- For the record - in case anyone is interested below is 1) the text i extracted from Bellamy's paragraphy, 2) Bellamy's paragraph & 3) UDScott's version.
- The text inserted by me, later changed by UDScott:
- The next of the great wastes was that from competition. The field of industry was a battlefield as wide as the world, in which the workers wasted, in assailing one another, energies which, if expended in concerted effort, as to-day, would have enriched all... To deliberately enter a field of business and destroy the enterprises of those who had occupied it previously, in order to plant one's own enterprise on their ruins, was an achievement which never failed to command popular admiration... sheer madness..
- Suggest changing the last line to: was an achievement which never failed to command popular admiration... This certainly seems like sheer madness,
- Entire original paragraph shortened to quote---- The next of the great wastes was that from competition. The field of industry was a battlefield as wide as the world, in which the workers wasted, in assailing one another, energies which, if expended in concerted effort, as to-day, would have enriched all. As for mercy or quarter in this warfare, there was absolutely no suggestion of it. To deliberately enter a field of business and destroy the enterprises of those who had occupied it previously, in order to plant one's own enterprise on their ruins, was an achievement which never failed to command popular admiration. Nor is there any stretch of fancy in comparing this sort of struggle with actual warfare, so far as concerns the mental agony and physical suffering which attended the struggle, and the misery which overwhelmed the defeated and those dependent on them. Now nothing about your age is, at first sight, more astounding to a man of modern times than the fact that men engaged in the same industry, instead of fraternizing as comrades and co-laborers to a common end, should have regarded each other as rivals and enemies to be throttled and overthrown. This certainly seems like sheer madness, a scene from bedlam... (it's a large paragraph- this is only about 40% of it).
- UDScott's edit: The next of the great wastes was that from competition. The field of industry was a battlefield as wide as the world, in which the workers wasted, in assailing one another, energies which, if expended in concerted effort, as to-day, would have enriched all.
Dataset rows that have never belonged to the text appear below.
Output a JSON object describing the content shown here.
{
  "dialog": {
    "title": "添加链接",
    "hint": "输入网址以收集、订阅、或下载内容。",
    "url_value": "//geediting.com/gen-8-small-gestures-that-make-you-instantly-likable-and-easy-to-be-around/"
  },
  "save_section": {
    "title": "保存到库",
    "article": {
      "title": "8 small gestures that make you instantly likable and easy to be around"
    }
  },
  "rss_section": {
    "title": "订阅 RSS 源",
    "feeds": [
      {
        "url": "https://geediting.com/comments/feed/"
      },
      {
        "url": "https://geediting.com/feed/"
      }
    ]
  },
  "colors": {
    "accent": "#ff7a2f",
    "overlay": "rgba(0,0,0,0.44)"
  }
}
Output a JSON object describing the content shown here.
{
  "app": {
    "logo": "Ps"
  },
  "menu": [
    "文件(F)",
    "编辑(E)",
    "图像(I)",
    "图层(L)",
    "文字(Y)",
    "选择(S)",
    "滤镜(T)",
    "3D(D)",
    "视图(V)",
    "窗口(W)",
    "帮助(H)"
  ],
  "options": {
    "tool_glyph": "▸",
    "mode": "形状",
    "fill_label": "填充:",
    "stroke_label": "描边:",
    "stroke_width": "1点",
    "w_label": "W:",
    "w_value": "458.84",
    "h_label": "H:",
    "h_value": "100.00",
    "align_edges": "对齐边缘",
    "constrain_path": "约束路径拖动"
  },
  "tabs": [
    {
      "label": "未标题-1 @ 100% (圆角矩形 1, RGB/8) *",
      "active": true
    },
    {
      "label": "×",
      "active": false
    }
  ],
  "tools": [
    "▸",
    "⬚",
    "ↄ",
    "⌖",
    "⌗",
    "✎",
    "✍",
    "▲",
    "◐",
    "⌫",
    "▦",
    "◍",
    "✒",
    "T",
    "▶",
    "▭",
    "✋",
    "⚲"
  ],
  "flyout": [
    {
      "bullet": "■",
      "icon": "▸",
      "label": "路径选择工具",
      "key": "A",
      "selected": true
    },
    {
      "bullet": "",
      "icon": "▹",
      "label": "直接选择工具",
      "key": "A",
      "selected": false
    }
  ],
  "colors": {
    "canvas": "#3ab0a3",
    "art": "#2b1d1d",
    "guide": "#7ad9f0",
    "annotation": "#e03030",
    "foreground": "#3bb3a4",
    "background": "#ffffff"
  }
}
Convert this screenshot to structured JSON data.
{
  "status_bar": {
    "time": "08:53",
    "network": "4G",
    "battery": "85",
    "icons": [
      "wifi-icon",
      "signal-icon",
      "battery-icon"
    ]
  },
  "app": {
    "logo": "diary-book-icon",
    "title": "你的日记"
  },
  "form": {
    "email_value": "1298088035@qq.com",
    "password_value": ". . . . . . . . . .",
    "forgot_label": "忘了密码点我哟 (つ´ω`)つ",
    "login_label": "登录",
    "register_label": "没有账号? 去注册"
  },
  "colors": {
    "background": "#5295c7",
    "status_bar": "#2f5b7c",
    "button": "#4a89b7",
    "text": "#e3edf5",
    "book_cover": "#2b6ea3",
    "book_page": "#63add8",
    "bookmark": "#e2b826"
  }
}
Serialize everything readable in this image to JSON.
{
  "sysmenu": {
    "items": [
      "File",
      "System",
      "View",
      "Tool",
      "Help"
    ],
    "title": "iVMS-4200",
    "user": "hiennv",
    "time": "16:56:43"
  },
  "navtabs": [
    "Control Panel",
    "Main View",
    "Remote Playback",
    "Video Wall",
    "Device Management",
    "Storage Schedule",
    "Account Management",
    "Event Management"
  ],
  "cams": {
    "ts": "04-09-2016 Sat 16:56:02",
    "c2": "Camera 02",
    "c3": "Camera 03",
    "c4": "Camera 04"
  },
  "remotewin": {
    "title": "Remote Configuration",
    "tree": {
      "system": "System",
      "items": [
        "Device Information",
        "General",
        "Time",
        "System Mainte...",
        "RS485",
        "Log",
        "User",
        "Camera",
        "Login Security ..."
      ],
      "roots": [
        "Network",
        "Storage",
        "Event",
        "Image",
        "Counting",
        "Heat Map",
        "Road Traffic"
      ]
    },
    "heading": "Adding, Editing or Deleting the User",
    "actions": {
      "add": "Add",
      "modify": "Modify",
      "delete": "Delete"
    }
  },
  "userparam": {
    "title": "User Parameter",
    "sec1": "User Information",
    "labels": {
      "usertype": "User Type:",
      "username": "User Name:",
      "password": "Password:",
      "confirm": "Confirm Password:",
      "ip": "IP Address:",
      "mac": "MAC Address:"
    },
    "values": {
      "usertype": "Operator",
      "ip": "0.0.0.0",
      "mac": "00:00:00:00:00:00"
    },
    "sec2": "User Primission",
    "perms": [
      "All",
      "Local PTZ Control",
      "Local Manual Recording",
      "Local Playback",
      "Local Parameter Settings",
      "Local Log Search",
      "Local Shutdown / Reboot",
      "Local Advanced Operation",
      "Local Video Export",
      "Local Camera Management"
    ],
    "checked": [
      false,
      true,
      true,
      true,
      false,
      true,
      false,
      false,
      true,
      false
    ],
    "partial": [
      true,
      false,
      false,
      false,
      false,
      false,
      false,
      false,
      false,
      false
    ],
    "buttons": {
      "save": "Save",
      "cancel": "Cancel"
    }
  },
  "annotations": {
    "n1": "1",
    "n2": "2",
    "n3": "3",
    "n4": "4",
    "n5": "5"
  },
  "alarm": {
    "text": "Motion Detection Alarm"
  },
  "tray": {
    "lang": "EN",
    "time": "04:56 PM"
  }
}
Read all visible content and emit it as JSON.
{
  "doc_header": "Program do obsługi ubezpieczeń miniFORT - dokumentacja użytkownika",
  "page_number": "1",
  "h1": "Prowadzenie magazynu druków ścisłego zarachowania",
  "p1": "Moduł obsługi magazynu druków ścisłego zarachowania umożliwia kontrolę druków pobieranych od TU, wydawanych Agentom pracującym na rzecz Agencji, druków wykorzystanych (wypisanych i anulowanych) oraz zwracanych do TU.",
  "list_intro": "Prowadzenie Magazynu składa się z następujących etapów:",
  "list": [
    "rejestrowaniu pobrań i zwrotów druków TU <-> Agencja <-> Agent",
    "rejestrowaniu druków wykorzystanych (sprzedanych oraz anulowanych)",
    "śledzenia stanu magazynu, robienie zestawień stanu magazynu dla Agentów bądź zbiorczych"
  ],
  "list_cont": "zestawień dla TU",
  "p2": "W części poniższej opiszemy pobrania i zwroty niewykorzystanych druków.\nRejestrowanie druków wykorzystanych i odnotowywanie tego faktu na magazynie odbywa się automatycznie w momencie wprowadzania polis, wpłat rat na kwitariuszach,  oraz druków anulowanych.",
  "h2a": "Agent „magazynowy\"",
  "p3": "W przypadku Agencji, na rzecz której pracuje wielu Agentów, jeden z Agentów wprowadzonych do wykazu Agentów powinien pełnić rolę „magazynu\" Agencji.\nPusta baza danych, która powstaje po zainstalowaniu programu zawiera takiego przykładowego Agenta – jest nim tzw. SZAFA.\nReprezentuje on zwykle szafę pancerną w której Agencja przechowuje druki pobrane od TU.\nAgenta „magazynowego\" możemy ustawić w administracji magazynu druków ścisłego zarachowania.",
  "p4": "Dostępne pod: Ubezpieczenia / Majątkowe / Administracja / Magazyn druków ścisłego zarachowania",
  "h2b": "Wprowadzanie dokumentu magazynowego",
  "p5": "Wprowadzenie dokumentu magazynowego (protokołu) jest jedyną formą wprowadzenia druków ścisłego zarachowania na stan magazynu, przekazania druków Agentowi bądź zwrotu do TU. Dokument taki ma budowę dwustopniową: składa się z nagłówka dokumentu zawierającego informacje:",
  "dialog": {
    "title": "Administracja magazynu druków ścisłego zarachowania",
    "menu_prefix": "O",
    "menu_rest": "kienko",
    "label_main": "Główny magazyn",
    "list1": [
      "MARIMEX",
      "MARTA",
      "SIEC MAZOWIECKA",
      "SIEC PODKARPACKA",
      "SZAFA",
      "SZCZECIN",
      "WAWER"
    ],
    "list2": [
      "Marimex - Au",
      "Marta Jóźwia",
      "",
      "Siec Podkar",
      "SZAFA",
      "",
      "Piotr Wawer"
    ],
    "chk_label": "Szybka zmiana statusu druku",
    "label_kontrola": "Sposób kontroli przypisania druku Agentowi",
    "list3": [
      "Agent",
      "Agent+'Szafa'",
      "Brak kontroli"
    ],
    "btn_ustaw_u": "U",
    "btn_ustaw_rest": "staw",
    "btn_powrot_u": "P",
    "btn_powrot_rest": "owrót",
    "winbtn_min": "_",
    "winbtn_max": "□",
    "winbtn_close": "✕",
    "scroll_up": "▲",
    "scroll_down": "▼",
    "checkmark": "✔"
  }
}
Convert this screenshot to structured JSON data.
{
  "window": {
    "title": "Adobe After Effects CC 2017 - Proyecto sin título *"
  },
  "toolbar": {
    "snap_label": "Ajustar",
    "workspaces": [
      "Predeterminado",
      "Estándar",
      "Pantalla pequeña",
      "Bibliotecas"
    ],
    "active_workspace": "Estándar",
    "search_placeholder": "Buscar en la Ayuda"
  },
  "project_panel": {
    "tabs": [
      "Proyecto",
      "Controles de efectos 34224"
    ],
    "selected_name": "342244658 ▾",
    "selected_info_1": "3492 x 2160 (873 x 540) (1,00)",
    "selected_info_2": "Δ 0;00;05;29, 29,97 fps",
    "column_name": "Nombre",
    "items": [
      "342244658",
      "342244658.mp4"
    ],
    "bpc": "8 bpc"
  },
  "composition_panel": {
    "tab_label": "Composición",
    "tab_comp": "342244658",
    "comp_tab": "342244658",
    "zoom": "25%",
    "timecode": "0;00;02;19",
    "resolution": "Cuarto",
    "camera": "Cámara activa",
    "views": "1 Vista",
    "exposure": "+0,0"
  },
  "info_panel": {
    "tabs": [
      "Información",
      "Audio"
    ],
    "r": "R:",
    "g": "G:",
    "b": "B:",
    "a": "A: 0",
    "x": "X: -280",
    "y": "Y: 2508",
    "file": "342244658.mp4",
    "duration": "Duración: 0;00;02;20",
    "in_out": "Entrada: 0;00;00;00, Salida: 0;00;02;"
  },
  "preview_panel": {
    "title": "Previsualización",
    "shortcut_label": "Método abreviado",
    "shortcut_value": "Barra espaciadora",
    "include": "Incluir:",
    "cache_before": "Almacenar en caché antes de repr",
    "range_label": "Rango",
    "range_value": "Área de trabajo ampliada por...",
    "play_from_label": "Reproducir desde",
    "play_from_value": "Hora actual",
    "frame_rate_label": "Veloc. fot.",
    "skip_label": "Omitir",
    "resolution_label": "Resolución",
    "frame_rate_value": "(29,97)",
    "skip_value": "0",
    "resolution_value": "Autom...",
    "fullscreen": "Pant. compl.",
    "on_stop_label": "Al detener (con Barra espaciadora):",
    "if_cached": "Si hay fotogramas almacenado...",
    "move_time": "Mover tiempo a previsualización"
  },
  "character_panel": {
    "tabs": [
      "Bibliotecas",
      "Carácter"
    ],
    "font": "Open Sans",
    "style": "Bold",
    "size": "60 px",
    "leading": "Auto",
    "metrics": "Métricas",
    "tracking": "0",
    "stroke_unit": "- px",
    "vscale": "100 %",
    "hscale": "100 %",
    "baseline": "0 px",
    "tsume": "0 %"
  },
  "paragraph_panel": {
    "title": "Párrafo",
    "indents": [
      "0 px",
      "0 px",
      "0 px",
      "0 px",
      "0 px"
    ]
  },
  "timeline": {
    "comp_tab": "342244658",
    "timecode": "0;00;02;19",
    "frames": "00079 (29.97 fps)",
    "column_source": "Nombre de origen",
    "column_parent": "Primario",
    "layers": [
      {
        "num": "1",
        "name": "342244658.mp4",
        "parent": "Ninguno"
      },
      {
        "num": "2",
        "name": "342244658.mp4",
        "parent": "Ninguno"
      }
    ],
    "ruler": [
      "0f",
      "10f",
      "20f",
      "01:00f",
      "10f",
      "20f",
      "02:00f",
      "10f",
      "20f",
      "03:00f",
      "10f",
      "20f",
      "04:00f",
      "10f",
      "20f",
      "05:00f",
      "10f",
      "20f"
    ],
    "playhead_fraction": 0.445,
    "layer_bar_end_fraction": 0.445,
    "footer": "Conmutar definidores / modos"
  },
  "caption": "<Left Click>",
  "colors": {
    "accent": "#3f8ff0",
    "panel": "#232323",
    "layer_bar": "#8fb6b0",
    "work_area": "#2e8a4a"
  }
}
As for mercy or quarter in this warfare, there was absolutely no suggestion of it. To deliberately enter a field of business and destroy the enterprises of those who had occupied it previously, in order to plant one's own enterprise on their ruins, was an achievement which never failed to command popular admiration.
- I do agree that these are powerful words - and I would suggest that the better way would be to include the quote in its entirety (i.e. the full paragraph) instead of making it seem that those words and the sentences earlier in the paragraph are directly connected. The practice of culling out words between thoughts is what I objected to. This leads one down a dangerous path where the choice of what to eliminate is a subjective one. Instead, I would rather let the author's words stand as written. If there are quotes that you wish to add to a page in which there are too many extra lines between them, then show two quotes rather then separating them with ellipses. ~ UDScott (talk) 20:38, 3 April 2019 (UTC)
Thanks for Living wage and Veteran Intelligence Professionals for Sanity
Om777om, Thank you for creating Living wage and Veteran Intelligence Professionals for Sanity. These are valuable and timely additions to the Wikiquote project. One request: when including images, please select a quotation or portion thereof sourced within the body of the article and include as caption below image. I don't have a good explanation for why it's done this way, but this seems to be the tradition. Best regards and thanks again. ~ Peter1c (talk) 23:28, 17 April 2019 (UTC)